Nikon’s D810A DSLR is designed for shooting stars | Engadget
If you think that astrophotography is just slapping a camera onto a telescope, Nikon wants to expand your horizons with its latest DSLR. The D810A is a special version of its full-frame sensor D810 aimed squarely at the starshooting and scientific set. In fact, Nikon goes so far as to say that it’s “not recommended for general photography” thanks to a modified infrared filter that may distort colors on regular shots. However, the IR tweaks help it “capture the brilliant red hues of diffuse nebulae and constellations” thanks to optimization in the so-called H-alpha spectrum, according to the company.
On top of the IR tweaks, the D810A has other features aimed at pro and amateur astrophotogs that may make regular D810 owners jealous. For instance, it can give you an estimated preview of tricky long exposures by electronically brightening the display in live view mode. It’s also got a tweaked 200-12,800 ISO range better adapted to telescope shooting, and compliments the manual shutter (bulb) mode with a range of preset shutter speeds between 4 seconds and 15 minutes. Nikon will include an “astro noise reduction” filter in its included Capture NX-D software to boot.
Otherwise, it’s a D810 through-and-through which is a good thing for telescope and scientific shooting.

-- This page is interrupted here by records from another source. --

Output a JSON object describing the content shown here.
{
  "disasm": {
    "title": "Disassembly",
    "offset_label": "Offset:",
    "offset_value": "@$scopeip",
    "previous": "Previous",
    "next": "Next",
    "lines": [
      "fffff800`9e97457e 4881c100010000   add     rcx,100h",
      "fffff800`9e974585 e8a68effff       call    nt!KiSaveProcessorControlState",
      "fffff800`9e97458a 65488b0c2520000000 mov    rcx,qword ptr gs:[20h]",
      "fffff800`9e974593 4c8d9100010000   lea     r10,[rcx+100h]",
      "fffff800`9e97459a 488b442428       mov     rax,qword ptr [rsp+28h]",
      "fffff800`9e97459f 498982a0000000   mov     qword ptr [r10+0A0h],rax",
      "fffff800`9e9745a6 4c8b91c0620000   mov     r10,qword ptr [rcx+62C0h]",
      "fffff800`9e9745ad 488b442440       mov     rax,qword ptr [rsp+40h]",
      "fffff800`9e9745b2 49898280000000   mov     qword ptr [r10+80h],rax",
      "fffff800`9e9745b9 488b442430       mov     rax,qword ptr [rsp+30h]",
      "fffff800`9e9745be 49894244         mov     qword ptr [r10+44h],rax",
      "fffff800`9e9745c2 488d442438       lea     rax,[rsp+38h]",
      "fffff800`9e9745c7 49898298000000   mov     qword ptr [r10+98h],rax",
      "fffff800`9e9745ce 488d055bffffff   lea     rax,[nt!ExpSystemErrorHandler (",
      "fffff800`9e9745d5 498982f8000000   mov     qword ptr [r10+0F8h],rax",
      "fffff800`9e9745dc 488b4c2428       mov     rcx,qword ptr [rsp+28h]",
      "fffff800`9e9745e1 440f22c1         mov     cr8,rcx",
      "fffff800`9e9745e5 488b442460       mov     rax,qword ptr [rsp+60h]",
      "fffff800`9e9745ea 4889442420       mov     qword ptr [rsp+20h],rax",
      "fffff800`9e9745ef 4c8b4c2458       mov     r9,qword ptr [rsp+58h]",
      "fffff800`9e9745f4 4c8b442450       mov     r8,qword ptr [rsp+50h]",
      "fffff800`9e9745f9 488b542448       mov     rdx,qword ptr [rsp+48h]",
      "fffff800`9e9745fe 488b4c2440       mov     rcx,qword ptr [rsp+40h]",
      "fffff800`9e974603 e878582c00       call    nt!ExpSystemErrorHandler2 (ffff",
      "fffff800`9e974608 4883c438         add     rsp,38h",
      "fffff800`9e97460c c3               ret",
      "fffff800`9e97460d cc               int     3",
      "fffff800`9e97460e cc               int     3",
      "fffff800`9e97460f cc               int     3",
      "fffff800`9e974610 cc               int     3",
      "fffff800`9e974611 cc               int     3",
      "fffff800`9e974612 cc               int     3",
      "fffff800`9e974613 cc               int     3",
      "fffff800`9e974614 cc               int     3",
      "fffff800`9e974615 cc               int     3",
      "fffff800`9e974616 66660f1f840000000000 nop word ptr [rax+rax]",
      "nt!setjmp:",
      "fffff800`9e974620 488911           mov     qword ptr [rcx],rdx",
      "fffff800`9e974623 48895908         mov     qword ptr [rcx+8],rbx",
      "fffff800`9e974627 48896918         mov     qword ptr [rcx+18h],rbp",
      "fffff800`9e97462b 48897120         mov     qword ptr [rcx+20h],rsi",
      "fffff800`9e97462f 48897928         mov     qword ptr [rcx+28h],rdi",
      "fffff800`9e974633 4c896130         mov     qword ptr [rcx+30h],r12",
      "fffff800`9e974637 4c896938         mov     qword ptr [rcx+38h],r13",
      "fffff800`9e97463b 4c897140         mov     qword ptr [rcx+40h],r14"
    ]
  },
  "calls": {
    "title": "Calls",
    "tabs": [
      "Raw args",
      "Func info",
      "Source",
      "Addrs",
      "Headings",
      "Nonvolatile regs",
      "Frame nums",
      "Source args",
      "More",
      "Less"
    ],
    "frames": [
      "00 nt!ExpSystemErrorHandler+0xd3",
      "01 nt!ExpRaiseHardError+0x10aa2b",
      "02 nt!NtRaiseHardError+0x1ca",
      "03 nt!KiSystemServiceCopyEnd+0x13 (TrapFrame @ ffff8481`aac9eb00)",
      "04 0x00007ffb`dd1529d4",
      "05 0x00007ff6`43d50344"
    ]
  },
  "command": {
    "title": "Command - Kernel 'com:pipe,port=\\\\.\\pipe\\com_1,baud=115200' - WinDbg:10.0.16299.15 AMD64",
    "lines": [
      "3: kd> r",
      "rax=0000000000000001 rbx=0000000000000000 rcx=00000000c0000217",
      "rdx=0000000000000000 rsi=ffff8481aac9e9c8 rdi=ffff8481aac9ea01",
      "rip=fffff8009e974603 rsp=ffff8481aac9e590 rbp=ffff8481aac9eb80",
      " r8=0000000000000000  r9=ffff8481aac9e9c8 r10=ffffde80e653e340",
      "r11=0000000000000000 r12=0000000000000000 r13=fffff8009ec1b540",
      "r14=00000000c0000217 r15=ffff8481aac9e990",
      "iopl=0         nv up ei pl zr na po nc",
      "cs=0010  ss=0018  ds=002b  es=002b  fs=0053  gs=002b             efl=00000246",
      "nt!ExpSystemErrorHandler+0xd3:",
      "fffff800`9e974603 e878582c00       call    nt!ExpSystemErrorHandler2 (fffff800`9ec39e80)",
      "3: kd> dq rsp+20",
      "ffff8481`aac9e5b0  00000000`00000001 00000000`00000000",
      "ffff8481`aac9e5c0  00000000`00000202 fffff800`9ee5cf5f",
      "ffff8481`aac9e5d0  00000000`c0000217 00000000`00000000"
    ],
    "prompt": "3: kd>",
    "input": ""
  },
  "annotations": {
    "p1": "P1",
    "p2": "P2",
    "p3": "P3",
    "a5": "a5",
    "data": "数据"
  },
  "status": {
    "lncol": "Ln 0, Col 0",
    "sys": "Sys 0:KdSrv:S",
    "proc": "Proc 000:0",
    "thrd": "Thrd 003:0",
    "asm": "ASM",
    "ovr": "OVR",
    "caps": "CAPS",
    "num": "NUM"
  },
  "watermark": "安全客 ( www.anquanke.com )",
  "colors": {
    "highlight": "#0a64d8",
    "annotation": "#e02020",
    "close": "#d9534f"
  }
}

Nikon’s top high-res model includes a full-frame, 36.1-megapixel sensor, an electronic front curtain shutter mode to minimize vibration and a moisture-sealed magnesium alloy body suited for nighttime trips into the boonies. The new model will arrive in late May, with no word on pricing yet. Just to give you an inkling, however, the Nikon D810 (body only) runs a stellar $3,300.